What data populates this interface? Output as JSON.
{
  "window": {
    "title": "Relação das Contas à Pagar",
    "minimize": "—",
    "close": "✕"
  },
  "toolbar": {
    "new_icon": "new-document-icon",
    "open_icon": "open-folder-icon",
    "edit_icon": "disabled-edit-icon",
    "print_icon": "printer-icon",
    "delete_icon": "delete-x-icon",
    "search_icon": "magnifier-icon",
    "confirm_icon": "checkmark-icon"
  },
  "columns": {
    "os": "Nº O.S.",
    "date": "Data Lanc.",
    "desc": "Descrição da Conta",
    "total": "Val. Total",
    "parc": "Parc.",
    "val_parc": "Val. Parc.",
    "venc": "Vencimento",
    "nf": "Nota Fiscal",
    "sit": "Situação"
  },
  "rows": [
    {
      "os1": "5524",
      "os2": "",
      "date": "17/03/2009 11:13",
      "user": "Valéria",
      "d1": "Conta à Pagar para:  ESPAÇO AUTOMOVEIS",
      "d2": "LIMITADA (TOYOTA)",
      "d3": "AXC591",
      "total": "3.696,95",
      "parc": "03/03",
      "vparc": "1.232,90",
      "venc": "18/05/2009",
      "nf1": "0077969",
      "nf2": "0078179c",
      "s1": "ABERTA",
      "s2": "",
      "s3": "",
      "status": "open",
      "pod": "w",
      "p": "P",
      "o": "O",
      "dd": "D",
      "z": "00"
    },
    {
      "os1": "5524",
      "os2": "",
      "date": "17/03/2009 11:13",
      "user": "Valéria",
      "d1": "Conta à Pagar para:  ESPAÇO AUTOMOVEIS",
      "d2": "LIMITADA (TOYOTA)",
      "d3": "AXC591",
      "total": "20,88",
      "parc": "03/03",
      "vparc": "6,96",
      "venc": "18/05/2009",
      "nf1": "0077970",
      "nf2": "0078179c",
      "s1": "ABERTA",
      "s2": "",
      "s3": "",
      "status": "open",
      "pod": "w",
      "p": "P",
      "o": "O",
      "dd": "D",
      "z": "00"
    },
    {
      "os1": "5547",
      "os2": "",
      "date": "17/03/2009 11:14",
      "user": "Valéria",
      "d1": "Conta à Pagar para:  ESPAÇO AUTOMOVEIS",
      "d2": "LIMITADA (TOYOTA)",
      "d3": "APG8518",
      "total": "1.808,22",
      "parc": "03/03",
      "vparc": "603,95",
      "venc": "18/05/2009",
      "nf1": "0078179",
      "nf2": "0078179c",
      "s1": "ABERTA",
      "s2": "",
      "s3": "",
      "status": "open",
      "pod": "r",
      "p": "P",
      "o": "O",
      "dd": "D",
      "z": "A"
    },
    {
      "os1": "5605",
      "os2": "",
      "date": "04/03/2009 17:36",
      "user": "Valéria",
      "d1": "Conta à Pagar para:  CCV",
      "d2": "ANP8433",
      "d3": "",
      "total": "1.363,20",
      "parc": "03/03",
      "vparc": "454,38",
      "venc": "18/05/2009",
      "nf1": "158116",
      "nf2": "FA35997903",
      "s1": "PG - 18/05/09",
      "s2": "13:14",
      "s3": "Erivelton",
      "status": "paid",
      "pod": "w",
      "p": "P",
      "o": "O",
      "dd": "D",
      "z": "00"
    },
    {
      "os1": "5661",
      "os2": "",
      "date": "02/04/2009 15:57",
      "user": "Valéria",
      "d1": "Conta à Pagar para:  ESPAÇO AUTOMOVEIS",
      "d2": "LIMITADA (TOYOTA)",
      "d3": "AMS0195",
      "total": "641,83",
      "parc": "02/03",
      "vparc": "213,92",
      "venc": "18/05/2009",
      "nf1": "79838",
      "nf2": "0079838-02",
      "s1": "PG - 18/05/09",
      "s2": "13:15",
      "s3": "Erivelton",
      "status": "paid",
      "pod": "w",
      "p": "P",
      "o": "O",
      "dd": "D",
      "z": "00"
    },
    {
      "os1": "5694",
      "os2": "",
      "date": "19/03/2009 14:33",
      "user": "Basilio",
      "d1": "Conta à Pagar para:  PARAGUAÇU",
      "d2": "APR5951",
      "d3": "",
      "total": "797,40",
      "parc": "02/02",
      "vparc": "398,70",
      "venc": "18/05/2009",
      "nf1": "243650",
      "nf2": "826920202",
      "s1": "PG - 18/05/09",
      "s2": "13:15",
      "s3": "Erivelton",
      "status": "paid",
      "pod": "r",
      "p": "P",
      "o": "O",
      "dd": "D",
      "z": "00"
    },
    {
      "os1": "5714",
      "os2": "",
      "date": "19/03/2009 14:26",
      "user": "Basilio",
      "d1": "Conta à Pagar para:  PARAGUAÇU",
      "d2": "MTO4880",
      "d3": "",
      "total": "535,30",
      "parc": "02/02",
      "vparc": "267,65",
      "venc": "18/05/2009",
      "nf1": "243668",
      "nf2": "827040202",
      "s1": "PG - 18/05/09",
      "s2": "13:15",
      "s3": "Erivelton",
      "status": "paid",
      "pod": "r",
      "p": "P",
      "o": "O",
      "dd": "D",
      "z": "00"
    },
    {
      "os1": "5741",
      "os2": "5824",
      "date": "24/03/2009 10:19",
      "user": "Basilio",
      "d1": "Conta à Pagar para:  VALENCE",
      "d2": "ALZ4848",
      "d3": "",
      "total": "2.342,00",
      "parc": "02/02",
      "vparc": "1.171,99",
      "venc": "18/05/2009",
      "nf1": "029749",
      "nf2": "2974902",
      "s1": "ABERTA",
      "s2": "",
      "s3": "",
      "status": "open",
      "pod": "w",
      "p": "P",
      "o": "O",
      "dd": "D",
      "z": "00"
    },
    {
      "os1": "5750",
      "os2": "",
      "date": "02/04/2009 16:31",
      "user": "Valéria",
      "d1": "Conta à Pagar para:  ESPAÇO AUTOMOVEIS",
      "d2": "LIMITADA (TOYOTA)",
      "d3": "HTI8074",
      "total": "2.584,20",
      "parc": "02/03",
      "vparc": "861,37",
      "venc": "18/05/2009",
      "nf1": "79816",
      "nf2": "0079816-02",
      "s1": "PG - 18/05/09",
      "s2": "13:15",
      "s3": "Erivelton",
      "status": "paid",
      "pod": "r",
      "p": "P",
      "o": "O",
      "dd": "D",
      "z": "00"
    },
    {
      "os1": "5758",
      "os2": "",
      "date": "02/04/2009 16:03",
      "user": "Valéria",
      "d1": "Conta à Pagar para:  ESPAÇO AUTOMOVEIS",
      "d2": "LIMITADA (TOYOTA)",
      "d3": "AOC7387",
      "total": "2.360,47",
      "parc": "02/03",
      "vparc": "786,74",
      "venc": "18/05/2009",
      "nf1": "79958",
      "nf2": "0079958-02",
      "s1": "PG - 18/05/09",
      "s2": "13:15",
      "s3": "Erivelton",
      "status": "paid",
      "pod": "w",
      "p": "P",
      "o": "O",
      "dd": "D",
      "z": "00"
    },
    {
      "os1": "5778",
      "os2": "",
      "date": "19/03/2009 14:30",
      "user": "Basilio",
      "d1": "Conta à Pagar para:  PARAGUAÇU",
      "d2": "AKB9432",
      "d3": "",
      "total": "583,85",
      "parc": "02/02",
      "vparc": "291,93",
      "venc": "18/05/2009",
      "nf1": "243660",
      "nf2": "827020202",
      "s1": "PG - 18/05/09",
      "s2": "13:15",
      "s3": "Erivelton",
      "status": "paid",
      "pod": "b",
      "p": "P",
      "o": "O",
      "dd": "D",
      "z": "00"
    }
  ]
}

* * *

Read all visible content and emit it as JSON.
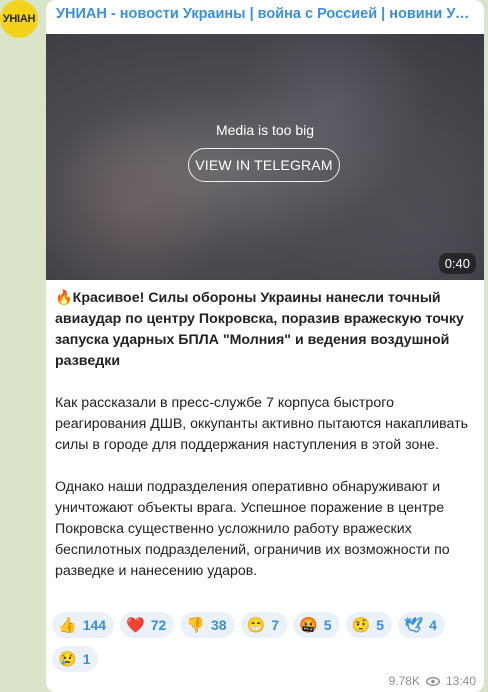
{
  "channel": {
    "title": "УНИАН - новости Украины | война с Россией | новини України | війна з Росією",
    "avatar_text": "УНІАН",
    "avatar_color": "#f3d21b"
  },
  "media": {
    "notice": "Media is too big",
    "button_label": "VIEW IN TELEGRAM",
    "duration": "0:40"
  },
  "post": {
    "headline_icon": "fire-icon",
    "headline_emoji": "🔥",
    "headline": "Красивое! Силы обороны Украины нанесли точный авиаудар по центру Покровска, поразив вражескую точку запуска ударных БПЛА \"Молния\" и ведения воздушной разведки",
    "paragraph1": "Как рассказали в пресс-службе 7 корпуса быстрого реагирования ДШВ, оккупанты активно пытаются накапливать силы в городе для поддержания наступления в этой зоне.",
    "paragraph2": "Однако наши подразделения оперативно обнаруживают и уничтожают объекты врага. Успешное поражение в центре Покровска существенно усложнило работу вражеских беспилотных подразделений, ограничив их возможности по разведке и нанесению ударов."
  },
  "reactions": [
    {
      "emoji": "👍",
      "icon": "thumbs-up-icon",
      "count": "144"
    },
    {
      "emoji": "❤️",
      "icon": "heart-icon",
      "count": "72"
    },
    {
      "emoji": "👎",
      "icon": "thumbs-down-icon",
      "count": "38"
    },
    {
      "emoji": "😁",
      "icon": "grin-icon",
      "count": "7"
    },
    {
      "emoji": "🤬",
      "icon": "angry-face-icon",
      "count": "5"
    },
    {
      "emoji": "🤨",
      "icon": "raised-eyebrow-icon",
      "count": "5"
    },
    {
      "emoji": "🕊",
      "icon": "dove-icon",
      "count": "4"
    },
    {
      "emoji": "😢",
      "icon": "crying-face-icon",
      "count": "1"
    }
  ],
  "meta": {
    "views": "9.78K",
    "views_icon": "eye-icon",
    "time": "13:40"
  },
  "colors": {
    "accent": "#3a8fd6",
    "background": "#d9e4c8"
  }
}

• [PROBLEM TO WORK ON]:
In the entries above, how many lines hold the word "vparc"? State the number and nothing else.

• [WRITTEN RESPONSE]:
11